Work instructions » When the word "browser" shows up in a line of the data below, copy that whole line.

Records »

══════════════════════════════

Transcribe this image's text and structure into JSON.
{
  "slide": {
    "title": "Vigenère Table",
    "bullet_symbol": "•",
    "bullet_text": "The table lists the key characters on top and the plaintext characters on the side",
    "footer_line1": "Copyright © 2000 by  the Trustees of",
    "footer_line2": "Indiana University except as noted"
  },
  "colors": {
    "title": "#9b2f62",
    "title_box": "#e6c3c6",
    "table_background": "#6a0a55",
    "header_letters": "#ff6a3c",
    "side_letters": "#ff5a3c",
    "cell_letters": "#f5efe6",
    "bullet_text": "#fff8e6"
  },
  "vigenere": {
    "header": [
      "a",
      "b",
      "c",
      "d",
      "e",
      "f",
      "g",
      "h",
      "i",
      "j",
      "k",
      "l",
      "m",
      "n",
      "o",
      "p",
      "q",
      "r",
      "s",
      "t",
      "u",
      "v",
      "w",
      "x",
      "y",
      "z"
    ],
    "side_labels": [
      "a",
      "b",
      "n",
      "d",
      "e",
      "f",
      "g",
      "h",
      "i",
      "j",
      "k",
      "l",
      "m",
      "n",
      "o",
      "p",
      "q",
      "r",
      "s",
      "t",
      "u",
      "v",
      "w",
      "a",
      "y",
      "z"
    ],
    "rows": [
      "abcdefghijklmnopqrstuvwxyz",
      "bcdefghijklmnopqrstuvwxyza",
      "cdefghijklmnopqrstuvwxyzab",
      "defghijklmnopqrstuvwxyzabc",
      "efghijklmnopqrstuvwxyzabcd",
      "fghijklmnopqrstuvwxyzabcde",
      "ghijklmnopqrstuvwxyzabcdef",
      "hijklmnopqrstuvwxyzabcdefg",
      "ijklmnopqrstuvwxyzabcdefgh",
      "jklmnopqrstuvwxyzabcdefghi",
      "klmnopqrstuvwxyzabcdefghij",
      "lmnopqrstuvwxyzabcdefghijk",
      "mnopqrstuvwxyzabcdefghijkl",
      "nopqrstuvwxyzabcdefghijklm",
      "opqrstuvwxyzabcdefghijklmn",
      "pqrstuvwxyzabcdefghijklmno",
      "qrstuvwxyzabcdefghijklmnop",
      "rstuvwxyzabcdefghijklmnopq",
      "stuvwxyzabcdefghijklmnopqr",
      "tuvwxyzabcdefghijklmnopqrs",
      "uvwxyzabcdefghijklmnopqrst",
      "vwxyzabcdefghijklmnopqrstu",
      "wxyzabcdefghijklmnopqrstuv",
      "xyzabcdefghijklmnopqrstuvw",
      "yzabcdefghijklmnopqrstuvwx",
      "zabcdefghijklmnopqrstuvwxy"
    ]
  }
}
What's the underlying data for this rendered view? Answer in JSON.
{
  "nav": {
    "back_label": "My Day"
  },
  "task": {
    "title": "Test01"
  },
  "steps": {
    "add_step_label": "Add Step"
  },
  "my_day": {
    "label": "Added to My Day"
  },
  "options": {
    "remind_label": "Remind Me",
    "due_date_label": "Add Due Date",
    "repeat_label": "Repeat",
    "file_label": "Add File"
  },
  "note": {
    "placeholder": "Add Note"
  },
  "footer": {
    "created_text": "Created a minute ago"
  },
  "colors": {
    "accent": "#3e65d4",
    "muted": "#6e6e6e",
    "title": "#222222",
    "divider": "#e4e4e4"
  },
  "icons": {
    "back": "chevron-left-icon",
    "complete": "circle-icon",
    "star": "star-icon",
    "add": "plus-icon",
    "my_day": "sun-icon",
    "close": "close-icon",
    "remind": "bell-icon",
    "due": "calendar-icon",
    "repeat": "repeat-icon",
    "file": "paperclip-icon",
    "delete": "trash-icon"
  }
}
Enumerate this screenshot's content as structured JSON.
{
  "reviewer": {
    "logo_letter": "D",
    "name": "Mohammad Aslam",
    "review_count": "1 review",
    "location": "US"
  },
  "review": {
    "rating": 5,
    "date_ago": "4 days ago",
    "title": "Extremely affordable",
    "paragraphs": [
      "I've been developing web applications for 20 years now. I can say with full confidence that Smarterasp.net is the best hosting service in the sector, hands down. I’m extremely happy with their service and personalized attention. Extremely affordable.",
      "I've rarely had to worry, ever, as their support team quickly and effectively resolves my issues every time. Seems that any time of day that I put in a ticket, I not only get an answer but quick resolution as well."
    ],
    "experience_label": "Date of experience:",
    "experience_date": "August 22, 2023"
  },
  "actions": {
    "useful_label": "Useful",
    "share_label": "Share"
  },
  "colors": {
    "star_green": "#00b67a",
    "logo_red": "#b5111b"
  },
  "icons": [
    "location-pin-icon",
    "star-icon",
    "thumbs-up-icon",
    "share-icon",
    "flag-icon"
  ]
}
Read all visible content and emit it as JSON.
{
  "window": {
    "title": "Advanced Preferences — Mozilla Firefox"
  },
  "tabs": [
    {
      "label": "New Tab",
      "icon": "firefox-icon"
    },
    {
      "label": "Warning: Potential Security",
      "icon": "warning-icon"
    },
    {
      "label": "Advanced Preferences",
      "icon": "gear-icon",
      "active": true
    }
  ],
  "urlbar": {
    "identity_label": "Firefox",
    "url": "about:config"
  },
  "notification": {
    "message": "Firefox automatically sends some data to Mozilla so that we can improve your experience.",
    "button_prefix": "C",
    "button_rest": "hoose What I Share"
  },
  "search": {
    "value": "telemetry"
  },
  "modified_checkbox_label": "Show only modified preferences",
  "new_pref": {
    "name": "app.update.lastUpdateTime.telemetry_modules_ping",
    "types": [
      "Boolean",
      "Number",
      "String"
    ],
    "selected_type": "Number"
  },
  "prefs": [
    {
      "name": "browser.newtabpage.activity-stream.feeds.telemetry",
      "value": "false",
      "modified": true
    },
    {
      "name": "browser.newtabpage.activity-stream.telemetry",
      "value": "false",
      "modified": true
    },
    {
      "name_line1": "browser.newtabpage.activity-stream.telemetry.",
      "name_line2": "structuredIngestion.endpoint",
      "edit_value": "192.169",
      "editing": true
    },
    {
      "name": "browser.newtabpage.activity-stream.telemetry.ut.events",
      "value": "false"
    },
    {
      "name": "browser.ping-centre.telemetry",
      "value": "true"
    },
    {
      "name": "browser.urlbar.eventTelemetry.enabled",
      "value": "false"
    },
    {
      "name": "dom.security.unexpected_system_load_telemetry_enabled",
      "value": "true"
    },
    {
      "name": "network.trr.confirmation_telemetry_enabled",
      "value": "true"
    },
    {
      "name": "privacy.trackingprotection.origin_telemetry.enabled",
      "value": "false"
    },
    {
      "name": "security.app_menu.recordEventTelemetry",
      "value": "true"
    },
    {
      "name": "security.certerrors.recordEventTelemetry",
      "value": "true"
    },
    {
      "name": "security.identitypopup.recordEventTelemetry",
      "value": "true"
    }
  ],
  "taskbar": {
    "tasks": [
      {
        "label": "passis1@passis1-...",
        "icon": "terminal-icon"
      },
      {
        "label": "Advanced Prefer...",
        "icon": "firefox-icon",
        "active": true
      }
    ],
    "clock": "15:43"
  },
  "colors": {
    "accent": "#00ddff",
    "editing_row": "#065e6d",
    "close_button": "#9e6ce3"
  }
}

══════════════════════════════

Task solution »
      "name": "browser.newtabpage.activity-stream.feeds.telemetry",
      "name": "browser.newtabpage.activity-stream.telemetry",
      "name_line1": "browser.newtabpage.activity-stream.telemetry.",
      "name": "browser.newtabpage.activity-stream.telemetry.ut.events",
      "name": "browser.ping-centre.telemetry",
      "name": "browser.urlbar.eventTelemetry.enabled",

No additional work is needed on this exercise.